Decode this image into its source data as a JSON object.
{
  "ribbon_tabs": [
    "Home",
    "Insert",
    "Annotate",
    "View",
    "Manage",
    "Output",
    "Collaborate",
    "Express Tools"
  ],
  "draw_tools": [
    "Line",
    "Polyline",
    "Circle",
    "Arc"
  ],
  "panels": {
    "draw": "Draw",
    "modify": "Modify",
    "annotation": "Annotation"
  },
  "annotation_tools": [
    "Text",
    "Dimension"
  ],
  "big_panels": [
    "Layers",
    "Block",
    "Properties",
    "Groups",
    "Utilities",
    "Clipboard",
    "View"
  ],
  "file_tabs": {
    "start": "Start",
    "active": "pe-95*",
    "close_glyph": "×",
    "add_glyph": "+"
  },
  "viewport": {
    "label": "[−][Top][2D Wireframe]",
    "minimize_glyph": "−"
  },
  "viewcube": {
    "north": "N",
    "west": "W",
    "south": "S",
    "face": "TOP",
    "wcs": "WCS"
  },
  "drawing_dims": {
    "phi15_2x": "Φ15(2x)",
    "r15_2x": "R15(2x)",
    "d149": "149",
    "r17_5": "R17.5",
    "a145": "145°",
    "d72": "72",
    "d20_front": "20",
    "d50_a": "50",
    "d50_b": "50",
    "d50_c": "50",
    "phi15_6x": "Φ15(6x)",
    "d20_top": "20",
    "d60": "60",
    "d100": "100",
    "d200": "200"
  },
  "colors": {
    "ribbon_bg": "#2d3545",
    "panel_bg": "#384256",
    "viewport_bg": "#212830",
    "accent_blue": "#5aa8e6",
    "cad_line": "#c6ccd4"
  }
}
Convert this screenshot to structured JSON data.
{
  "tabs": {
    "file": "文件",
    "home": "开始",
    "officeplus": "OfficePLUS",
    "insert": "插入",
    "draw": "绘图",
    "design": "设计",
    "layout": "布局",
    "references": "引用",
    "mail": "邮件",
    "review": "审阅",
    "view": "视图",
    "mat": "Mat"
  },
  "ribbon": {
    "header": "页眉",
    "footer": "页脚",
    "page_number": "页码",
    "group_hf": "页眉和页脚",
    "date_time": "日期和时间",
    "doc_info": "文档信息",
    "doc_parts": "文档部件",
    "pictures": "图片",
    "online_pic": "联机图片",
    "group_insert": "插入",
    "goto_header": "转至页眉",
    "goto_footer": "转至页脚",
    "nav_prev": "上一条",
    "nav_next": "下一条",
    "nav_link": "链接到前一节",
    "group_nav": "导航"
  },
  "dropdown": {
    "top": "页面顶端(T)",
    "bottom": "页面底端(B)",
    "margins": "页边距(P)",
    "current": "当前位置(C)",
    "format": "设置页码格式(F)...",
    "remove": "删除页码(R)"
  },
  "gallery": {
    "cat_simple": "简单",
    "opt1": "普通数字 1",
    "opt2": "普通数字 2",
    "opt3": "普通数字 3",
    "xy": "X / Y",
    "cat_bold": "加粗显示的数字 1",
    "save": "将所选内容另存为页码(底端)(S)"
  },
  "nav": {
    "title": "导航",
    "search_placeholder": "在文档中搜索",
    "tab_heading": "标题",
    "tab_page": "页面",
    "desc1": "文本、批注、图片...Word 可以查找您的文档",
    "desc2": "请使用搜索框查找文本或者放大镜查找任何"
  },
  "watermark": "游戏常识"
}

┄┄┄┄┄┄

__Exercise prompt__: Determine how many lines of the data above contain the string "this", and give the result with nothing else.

__Solved exercise__: 2